Cases of drug resistance in parasites are on the rise in horses, livestock, and other animals. Deworming is an essential part of good equine care, but how can owners know that the products they pick are providing their horses with the protection they need?
Fecal egg counts are a powerful tool. Your veterinarian or a veterinary diagnostic laboratory can evaluate the number of eggs produced by common gastrointestinal parasites in a fecal sample before and after deworming with a particular product. If the numbers decline dramatically, that particular equine dewormer is still effective for your horse.
Deworming isn’t the only weapon in the battle against gastrointestinal parasites. Horse owners should also:
- Practice good pasture management. Limit the number of animals per field to prevent overgrazing and the buildup of feces.
- Routinely drag fields to break up fecal balls and expose parasites to heat, dry air, and sunlight.
- Remove and compost feces.
- Use hay and grain feeders to reduce fecal contamination.
- Keep water supplies clean.
- Use different types of dewormers (as long as each is effective) at different times of the year to most effectively treat the parasites that are present based on their lifecycles.
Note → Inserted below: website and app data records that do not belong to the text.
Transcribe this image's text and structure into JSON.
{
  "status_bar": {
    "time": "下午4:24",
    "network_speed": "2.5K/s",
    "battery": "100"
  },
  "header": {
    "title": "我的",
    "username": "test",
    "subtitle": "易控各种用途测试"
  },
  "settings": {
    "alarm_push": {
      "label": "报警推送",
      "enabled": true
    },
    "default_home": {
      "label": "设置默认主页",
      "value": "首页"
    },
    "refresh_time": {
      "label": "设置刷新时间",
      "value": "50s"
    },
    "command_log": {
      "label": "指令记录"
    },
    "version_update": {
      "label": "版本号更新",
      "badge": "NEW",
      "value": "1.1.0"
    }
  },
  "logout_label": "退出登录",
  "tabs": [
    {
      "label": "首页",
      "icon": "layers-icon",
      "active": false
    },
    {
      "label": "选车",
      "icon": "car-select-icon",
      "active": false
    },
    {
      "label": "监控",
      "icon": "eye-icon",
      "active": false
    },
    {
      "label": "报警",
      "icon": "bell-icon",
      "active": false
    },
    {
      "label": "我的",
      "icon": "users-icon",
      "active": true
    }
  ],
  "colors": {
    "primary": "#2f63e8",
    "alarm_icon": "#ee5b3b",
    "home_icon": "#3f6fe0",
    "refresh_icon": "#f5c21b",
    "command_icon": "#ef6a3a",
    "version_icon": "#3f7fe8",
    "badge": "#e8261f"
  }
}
- Do not breed animals that have chronic problems with parasitism.